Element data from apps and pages

== Segment start ==

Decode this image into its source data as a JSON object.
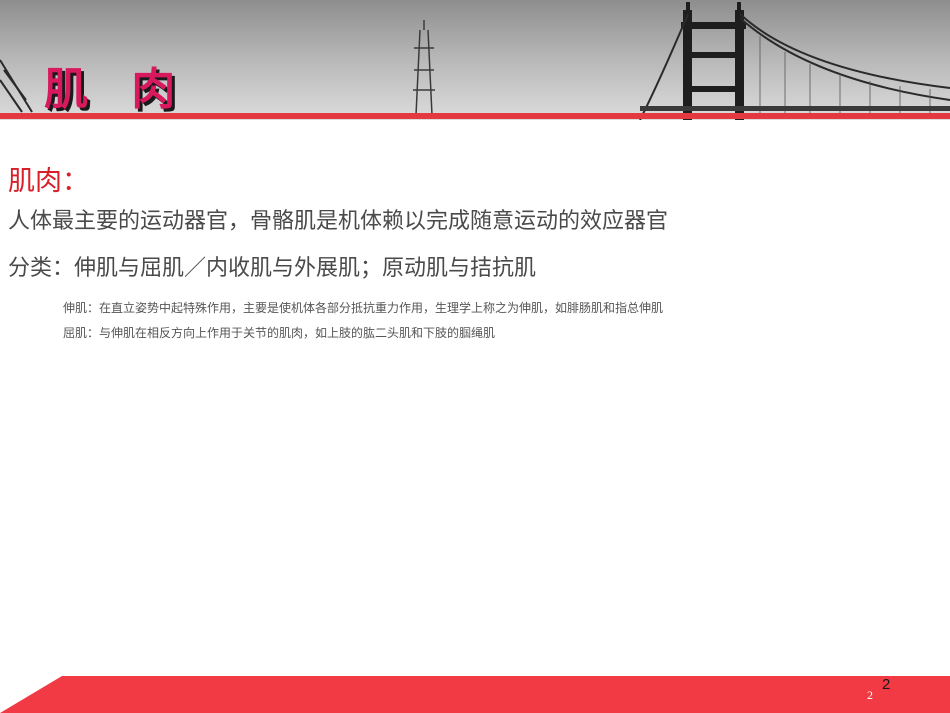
{
  "slide": {
    "title": "肌 肉",
    "section_label": "肌肉：",
    "definition": "人体最主要的运动器官，骨骼肌是机体赖以完成随意运动的效应器官",
    "classification": "分类：伸肌与屈肌／内收肌与外展肌；原动肌与拮抗肌",
    "notes": [
      "伸肌：在直立姿势中起特殊作用，主要是使机体各部分抵抗重力作用，生理学上称之为伸肌，如腓肠肌和指总伸肌",
      "屈肌：与伸肌在相反方向上作用于关节的肌肉，如上肢的肱二头肌和下肢的腘绳肌"
    ],
    "page_number": "2",
    "page_number_small": "2"
  },
  "colors": {
    "accent_red": "#e4393f",
    "title_magenta": "#d8195e",
    "label_red": "#d8202a",
    "body_gray": "#4a4a4a"
  },
  "icons": {
    "header_photo": "golden-gate-bridge-photo"
  }
}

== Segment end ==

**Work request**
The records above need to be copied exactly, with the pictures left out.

**Written answer**
Decode this image into its source data as a JSON object.
{
  "slide": {
    "title": "肌 肉",
    "section_label": "肌肉：",
    "definition": "人体最主要的运动器官，骨骼肌是机体赖以完成随意运动的效应器官",
    "classification": "分类：伸肌与屈肌／内收肌与外展肌；原动肌与拮抗肌",
    "notes": [
      "伸肌：在直立姿势中起特殊作用，主要是使机体各部分抵抗重力作用，生理学上称之为伸肌，如腓肠肌和指总伸肌",
      "屈肌：与伸肌在相反方向上作用于关节的肌肉，如上肢的肱二头肌和下肢的腘绳肌"
    ],
    "page_number": "2",
    "page_number_small": "2"
  },
  "colors": {
    "accent_red": "#e4393f",
    "title_magenta": "#d8195e",
    "label_red": "#d8202a",
    "body_gray": "#4a4a4a"
  },
  "icons": {
    "header_photo": "golden-gate-bridge-photo"
  }
}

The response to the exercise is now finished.